(EXERCISE BRIEF):
The word "icon" marks the lines to keep; find each one in the data and copy it.

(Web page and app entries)
BEGIN

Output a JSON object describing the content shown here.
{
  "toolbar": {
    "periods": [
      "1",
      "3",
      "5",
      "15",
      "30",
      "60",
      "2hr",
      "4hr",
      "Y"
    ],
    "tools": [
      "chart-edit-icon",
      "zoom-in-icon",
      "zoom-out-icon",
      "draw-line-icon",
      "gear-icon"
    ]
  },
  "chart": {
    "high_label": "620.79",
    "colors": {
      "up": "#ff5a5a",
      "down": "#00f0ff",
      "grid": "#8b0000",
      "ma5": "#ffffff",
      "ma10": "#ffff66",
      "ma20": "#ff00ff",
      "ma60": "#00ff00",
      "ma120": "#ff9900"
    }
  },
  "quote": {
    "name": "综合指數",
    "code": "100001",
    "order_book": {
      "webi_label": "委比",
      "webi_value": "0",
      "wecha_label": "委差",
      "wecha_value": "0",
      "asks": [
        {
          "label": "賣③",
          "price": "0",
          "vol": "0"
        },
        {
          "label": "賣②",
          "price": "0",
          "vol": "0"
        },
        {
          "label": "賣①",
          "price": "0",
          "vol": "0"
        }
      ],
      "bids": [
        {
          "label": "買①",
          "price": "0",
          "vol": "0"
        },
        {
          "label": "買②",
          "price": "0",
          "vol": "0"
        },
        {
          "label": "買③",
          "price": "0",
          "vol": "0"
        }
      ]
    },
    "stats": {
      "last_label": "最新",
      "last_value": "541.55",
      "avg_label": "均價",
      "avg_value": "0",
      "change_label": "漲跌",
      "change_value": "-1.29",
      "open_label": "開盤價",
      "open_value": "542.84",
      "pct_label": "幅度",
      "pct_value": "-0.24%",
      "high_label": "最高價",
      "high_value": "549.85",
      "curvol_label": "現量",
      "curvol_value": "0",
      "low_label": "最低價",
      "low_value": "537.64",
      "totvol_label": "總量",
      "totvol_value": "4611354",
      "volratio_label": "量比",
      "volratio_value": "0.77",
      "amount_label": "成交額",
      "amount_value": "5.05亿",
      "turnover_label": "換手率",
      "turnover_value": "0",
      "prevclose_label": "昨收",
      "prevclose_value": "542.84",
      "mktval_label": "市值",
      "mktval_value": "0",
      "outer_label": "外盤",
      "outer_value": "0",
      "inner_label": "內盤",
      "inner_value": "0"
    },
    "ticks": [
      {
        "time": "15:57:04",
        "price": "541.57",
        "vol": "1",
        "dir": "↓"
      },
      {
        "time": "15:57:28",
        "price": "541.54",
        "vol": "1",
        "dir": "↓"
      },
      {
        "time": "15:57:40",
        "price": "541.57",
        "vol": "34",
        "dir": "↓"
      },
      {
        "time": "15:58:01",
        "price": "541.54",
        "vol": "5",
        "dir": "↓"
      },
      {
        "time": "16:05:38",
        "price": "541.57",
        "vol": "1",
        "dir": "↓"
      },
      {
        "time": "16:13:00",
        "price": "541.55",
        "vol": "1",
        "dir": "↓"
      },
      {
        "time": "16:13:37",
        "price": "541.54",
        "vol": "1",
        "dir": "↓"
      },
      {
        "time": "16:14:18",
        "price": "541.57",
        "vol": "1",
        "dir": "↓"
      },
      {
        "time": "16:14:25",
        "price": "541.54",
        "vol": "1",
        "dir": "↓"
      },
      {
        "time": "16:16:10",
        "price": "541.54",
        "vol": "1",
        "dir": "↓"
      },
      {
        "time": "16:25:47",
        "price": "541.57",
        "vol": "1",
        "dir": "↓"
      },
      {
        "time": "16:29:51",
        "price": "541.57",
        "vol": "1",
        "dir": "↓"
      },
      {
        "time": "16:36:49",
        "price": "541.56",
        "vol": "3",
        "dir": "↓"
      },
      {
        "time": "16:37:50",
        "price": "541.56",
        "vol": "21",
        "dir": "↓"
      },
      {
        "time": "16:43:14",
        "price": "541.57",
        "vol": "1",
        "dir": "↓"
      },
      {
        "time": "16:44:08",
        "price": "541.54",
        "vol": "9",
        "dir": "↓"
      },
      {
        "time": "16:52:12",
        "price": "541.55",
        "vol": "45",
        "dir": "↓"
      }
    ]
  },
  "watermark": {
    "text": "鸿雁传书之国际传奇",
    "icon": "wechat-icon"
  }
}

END

(REPLY):
      "chart-edit-icon",
      "zoom-in-icon",
      "zoom-out-icon",
      "draw-line-icon",
      "gear-icon"
    "icon": "wechat-icon"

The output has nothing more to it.